### What the task requires:
Every entry needs to be given again exactly as it reads.

### Web page and app entries:

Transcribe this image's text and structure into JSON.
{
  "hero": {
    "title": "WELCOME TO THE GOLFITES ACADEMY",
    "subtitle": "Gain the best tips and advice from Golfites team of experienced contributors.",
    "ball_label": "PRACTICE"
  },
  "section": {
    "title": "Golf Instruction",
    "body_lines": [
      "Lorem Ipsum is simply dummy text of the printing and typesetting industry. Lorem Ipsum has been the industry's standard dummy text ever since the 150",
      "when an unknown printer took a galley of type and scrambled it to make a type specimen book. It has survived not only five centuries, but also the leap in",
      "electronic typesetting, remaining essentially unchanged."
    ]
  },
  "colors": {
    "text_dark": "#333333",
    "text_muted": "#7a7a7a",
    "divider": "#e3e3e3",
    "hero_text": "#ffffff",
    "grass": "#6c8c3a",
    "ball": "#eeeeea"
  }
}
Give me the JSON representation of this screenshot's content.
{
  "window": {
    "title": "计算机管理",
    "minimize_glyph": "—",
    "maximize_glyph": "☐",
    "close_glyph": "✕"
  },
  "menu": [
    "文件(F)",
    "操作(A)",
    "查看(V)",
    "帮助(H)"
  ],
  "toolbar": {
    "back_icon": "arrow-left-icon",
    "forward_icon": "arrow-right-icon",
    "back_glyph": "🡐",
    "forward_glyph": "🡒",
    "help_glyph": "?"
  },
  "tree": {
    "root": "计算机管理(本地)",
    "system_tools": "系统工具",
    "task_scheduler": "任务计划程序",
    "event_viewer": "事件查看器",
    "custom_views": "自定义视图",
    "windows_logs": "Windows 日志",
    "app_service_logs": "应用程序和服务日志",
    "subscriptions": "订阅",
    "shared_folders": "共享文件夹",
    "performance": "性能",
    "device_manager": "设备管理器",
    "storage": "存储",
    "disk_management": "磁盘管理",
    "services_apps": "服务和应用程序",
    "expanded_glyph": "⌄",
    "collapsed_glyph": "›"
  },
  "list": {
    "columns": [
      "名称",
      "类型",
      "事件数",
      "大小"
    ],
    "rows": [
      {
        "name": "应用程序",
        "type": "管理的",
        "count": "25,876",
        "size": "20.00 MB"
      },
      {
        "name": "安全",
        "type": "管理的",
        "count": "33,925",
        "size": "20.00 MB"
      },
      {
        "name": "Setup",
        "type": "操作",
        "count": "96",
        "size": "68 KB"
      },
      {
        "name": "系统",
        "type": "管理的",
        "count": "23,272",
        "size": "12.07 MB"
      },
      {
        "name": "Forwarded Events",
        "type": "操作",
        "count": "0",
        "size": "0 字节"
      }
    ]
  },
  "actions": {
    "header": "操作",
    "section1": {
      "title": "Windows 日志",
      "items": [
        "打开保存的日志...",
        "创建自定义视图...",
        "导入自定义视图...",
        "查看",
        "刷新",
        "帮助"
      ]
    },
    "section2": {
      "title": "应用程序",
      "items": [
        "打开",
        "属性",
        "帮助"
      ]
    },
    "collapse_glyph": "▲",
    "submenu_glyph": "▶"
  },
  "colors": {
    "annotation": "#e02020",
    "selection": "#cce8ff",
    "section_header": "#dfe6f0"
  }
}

### Response area:
Transcribe this image's text and structure into JSON.
{
  "hero": {
    "title": "WELCOME TO THE GOLFITES ACADEMY",
    "subtitle": "Gain the best tips and advice from Golfites team of experienced contributors.",
    "ball_label": "PRACTICE"
  },
  "section": {
    "title": "Golf Instruction",
    "body_lines": [
      "Lorem Ipsum is simply dummy text of the printing and typesetting industry. Lorem Ipsum has been the industry's standard dummy text ever since the 150",
      "when an unknown printer took a galley of type and scrambled it to make a type specimen book. It has survived not only five centuries, but also the leap in",
      "electronic typesetting, remaining essentially unchanged."
    ]
  },
  "colors": {
    "text_dark": "#333333",
    "text_muted": "#7a7a7a",
    "divider": "#e3e3e3",
    "hero_text": "#ffffff",
    "grass": "#6c8c3a",
    "ball": "#eeeeea"
  }
}
Give me the JSON representation of this screenshot's content.
{
  "window": {
    "title": "计算机管理",
    "minimize_glyph": "—",
    "maximize_glyph": "☐",
    "close_glyph": "✕"
  },
  "menu": [
    "文件(F)",
    "操作(A)",
    "查看(V)",
    "帮助(H)"
  ],
  "toolbar": {
    "back_icon": "arrow-left-icon",
    "forward_icon": "arrow-right-icon",
    "back_glyph": "🡐",
    "forward_glyph": "🡒",
    "help_glyph": "?"
  },
  "tree": {
    "root": "计算机管理(本地)",
    "system_tools": "系统工具",
    "task_scheduler": "任务计划程序",
    "event_viewer": "事件查看器",
    "custom_views": "自定义视图",
    "windows_logs": "Windows 日志",
    "app_service_logs": "应用程序和服务日志",
    "subscriptions": "订阅",
    "shared_folders": "共享文件夹",
    "performance": "性能",
    "device_manager": "设备管理器",
    "storage": "存储",
    "disk_management": "磁盘管理",
    "services_apps": "服务和应用程序",
    "expanded_glyph": "⌄",
    "collapsed_glyph": "›"
  },
  "list": {
    "columns": [
      "名称",
      "类型",
      "事件数",
      "大小"
    ],
    "rows": [
      {
        "name": "应用程序",
        "type": "管理的",
        "count": "25,876",
        "size": "20.00 MB"
      },
      {
        "name": "安全",
        "type": "管理的",
        "count": "33,925",
        "size": "20.00 MB"
      },
      {
        "name": "Setup",
        "type": "操作",
        "count": "96",
        "size": "68 KB"
      },
      {
        "name": "系统",
        "type": "管理的",
        "count": "23,272",
        "size": "12.07 MB"
      },
      {
        "name": "Forwarded Events",
        "type": "操作",
        "count": "0",
        "size": "0 字节"
      }
    ]
  },
  "actions": {
    "header": "操作",
    "section1": {
      "title": "Windows 日志",
      "items": [
        "打开保存的日志...",
        "创建自定义视图...",
        "导入自定义视图...",
        "查看",
        "刷新",
        "帮助"
      ]
    },
    "section2": {
      "title": "应用程序",
      "items": [
        "打开",
        "属性",
        "帮助"
      ]
    },
    "collapse_glyph": "▲",
    "submenu_glyph": "▶"
  },
  "colors": {
    "annotation": "#e02020",
    "selection": "#cce8ff",
    "section_header": "#dfe6f0"
  }
}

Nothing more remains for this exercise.